R<2 Trip 110.6 Ohms

Angle Compensation 8 deg

Series R 182.9 Ohms


STATOR EARTHFAULT CALIBRATION
20Hz
Connecte Phas 20Hz Curren
d Fault e Voltage t Erro
Resistanc Rsecondar Rprimar angel Stator(V Stator r in Remar
e (k) y () y (k) () ) (mA) % k
No fault 9999 9999.99 90.5 1.3
20 2177 19.77 -106 1.3 2.03 -0.11
19 2072 18.9 -106.9 1.3 2.03 -0.52
18 1956 17.8 -107.6 1.3 2.03 -0.11
17 1861 16.7 -108.6 1.3 2.03 -0.17
16 1755 15.85 -109.7 1.3 2.03 -0.94
15 1639 14.87 -110.9 1.3 2.03 -0.87
14 1545 13.86 -112.1 1.3 2.03 -1.01
13 1421 12.88 -113.4 1.3 2.04 -0.93
12 1315 11.95 -115.2 1.3 2.03 -0.41
11 1209 10.9 -117 1.3 2.06 -0.91
10 1096 9.97 -119 1.3 2.09 -0.3
9 995 9.02 -121 1.3 2.12 0.99
8 886 8.03 -123 1.3 2.14 0.99
7 782 7.07 -127 1.2 2.2 0.99
6 667 6.03 -131 1.2 2.27 0.99
5 553 5 -136 1.2 2.38 1 Alarm
4.75 528 4.94 -136 1.2 2.44 0.96 Alarm
4 439 3.99 -142 1.2 2.55 0.75
3 330 2.99 -148 1.2 2.82 -0.02
2 218 1.98 -155 1.19 3.27 -0.09
1 107 0.97 -163 1.14 4.125 -0.09 Trip

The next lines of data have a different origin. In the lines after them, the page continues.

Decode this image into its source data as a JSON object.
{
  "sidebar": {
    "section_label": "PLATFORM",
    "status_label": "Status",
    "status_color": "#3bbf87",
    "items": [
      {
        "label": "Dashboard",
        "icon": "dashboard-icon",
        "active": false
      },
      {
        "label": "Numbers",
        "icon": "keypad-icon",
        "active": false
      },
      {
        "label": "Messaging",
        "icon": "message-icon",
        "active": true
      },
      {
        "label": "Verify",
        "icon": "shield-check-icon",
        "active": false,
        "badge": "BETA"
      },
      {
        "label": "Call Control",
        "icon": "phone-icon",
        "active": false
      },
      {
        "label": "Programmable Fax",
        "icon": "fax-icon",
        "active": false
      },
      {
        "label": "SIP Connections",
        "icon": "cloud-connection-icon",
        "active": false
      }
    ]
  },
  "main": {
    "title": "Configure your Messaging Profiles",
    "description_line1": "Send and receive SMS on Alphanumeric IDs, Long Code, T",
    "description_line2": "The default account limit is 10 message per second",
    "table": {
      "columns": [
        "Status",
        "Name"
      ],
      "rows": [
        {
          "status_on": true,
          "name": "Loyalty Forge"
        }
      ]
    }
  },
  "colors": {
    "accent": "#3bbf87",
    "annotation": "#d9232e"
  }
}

In OPEN Circuit Condition: In Dead Zero Condition:

Bias Volt 1.34 V Bias Volt 1.05 V

Bias Current 2.16 mA Bias Current 5.908 mA

Stator Earth Resistance Stator Earth Resistance 180


Sec 9999 Sec

Phase angle -99.2 Phase angle -168.2